The first Indianapolis 500 proved to be Lytle's last, although he did compete at the Speedway in its inaugural auto race meet of August 1909 and the first race meet in May 1910 (aside from the December 1909 speed trials) after the track was paved with bricks, which was organized in May 1910. Lytle's efforts in these events were without distinction except for the fact that he was the only driver seriously injured in the May races, suffering a broken left leg.

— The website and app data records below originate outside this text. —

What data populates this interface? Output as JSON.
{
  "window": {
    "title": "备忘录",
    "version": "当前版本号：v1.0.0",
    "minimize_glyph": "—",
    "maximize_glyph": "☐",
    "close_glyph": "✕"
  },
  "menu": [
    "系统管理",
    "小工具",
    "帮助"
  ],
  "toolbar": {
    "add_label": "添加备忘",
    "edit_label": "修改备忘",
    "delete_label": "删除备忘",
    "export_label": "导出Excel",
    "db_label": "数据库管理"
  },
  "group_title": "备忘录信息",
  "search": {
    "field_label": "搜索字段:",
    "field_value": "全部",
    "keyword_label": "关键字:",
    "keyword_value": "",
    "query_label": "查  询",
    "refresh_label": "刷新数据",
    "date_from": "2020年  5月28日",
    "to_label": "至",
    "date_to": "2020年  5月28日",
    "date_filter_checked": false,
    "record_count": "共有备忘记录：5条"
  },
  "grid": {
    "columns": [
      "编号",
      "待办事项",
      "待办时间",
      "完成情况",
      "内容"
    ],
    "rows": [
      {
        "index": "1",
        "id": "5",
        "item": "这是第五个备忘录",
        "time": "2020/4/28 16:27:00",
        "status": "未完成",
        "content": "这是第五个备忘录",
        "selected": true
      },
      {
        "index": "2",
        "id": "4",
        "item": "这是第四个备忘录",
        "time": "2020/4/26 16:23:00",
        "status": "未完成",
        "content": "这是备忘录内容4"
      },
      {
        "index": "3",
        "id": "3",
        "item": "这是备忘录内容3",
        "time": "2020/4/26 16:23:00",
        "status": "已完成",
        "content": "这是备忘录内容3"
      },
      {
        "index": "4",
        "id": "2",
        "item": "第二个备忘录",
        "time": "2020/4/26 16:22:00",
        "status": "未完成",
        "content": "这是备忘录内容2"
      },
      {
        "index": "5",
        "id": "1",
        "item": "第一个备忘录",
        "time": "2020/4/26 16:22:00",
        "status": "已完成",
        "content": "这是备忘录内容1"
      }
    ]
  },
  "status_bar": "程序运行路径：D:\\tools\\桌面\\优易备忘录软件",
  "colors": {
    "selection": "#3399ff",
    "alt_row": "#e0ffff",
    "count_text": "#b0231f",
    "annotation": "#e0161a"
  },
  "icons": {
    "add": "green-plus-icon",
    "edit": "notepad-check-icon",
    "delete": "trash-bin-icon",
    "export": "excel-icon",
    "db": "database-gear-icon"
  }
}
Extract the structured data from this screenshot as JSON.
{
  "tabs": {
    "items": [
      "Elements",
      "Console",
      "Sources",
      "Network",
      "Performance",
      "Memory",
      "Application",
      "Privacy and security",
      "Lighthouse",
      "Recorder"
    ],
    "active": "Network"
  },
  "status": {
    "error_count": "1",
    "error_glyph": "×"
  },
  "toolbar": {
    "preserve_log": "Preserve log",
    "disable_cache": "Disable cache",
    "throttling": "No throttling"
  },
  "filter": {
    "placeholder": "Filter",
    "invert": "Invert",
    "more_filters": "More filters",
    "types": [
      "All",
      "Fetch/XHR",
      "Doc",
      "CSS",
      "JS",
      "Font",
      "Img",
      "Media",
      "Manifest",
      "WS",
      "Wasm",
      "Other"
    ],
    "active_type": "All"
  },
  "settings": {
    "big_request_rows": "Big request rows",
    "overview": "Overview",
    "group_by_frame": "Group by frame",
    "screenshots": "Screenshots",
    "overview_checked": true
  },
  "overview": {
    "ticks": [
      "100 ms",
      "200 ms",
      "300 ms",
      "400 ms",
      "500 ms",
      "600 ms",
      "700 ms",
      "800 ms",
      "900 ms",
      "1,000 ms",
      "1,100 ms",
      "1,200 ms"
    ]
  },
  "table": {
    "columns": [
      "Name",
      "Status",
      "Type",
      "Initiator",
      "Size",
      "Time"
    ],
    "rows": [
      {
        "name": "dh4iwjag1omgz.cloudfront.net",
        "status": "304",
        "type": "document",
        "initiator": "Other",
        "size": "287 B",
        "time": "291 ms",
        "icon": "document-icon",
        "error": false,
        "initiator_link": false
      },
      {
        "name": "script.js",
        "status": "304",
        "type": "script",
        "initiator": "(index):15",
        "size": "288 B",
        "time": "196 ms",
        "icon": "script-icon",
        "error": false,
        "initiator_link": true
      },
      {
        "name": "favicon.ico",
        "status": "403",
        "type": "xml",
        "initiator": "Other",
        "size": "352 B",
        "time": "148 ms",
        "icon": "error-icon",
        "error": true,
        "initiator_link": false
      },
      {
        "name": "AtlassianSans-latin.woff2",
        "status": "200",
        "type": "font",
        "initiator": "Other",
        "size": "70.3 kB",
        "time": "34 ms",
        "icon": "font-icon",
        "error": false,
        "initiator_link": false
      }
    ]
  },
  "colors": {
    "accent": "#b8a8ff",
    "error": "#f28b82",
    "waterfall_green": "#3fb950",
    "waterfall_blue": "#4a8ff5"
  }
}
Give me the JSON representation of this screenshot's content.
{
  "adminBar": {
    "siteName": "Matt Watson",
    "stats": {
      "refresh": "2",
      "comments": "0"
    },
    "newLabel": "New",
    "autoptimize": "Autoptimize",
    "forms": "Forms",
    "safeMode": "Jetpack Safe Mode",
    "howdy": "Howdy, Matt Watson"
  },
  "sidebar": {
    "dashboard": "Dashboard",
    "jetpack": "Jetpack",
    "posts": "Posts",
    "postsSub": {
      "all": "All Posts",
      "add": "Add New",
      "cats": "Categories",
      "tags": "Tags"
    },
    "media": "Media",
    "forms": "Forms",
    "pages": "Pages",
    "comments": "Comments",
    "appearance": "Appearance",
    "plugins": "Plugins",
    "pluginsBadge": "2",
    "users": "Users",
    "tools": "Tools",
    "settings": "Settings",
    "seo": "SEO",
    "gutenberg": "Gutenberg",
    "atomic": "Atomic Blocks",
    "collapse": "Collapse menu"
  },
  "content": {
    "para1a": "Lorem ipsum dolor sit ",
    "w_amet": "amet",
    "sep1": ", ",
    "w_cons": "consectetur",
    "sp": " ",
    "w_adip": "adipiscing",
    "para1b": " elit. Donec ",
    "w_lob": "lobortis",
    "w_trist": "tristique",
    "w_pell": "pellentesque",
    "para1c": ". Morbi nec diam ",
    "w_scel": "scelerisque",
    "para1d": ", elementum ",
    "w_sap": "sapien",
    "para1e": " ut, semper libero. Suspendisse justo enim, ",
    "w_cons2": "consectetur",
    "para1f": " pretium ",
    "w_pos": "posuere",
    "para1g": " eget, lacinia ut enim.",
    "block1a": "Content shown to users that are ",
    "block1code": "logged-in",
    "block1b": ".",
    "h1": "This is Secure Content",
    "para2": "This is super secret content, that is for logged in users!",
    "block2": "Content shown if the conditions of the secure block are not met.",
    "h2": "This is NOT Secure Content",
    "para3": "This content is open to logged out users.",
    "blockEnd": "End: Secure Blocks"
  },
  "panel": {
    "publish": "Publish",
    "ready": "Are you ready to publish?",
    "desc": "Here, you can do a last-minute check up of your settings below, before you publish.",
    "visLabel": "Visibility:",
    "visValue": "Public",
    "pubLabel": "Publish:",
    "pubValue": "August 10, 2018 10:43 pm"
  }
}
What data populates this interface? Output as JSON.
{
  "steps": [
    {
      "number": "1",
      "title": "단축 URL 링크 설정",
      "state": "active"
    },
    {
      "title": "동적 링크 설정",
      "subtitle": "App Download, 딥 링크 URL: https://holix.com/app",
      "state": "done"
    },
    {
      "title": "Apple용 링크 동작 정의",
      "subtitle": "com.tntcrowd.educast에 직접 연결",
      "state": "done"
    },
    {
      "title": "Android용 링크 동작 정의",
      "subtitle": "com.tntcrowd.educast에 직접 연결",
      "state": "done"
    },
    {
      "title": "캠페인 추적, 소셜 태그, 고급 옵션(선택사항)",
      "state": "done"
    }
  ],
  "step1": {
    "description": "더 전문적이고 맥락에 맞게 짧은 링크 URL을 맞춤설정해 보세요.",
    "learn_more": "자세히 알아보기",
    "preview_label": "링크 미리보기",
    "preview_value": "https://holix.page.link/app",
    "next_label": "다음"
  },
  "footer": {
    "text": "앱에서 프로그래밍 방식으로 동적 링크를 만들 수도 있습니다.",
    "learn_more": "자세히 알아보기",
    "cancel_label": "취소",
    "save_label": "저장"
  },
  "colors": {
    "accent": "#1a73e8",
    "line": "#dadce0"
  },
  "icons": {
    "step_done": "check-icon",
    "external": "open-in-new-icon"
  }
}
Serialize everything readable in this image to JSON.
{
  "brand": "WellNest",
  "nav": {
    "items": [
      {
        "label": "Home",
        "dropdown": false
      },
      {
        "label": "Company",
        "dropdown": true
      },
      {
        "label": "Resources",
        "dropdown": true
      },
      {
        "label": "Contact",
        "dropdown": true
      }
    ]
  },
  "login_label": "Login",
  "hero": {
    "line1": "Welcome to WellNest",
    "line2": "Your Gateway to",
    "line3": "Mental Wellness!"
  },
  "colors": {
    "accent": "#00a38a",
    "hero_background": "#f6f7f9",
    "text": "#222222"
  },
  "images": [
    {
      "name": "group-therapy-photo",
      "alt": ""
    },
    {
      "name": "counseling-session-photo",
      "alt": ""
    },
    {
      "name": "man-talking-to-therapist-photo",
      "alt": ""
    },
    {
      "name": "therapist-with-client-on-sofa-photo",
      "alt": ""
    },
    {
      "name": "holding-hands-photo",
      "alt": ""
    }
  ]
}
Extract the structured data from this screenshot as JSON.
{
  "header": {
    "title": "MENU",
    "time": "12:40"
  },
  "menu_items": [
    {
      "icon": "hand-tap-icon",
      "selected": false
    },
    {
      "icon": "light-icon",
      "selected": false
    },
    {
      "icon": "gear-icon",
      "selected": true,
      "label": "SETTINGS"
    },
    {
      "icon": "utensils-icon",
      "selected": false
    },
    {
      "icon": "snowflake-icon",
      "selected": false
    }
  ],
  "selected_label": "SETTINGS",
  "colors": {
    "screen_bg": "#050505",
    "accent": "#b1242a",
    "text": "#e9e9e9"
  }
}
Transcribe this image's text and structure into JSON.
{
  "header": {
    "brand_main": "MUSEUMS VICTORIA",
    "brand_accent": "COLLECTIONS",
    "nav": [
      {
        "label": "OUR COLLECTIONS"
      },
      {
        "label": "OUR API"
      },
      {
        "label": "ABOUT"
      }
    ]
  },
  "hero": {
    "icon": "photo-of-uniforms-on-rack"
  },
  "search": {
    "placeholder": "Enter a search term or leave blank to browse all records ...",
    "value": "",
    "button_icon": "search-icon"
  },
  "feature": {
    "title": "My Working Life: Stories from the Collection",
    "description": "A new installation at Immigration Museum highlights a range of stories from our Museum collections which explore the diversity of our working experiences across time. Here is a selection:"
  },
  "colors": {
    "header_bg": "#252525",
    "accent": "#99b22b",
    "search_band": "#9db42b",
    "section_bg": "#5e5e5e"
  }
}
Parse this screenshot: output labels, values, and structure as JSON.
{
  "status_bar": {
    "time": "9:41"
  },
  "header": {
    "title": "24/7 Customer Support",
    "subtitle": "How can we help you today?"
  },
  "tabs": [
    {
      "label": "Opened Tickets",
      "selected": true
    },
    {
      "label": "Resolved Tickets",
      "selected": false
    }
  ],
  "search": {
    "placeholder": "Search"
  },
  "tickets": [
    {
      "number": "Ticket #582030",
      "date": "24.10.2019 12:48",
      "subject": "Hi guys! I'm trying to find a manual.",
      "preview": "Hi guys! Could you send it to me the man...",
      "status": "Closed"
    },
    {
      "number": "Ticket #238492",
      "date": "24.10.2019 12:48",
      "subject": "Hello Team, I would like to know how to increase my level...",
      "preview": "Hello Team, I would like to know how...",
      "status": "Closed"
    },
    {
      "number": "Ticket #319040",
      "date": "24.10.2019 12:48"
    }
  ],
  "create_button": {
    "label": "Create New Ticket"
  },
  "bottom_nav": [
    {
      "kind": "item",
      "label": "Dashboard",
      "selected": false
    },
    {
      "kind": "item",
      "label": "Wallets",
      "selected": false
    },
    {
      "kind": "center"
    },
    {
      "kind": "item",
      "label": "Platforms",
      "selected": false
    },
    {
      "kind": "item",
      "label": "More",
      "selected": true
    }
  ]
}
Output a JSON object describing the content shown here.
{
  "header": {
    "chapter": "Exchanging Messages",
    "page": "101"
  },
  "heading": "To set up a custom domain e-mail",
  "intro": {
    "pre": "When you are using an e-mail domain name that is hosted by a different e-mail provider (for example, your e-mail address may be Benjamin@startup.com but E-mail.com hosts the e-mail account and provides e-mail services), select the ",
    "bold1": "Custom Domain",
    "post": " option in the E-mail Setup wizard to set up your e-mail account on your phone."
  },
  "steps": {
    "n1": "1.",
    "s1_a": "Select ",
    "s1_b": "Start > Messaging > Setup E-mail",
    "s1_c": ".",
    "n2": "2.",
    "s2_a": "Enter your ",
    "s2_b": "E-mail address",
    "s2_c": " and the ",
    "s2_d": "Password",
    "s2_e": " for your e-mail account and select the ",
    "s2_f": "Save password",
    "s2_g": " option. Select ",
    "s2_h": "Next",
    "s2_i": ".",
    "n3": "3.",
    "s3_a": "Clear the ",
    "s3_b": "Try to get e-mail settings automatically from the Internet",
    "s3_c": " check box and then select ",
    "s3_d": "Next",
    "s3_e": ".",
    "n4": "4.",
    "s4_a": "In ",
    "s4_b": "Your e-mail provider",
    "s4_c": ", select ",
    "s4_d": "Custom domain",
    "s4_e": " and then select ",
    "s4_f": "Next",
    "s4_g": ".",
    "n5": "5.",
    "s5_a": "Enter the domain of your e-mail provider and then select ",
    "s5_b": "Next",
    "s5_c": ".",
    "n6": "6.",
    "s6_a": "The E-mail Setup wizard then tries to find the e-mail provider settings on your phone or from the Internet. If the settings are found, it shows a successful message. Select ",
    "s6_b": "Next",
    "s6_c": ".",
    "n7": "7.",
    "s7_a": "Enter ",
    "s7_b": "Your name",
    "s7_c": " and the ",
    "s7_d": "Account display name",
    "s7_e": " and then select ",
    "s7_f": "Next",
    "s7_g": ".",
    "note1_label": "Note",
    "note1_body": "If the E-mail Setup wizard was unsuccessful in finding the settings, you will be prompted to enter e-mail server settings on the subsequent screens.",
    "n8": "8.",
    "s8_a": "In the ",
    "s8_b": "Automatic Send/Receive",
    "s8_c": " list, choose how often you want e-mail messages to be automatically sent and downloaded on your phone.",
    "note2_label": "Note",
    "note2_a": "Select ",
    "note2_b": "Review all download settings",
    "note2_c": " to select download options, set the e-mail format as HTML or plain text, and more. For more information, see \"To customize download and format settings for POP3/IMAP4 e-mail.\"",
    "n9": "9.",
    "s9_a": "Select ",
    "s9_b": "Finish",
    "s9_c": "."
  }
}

Another important item on Lytle's resume was his run in the 1905 James Gordon Bennett Jr. Cup race in France. Lytle drove several races for Pope-Toledo, including the Bennett Cup, the most important race in the world in 1905. Lytle also drove in the 1908 Briarcliff Trophy and you can read about his impressions of that race here. Lytle contracted Typhoid Fever in late 1908 and narrowly survived an illness that raged for six months.
Note that according to the cutline on the original photo, Lytle's riding mechanic at the time was a man named W.F. Clifton.

Herb Lytle 2_opt.jpg50.93 KB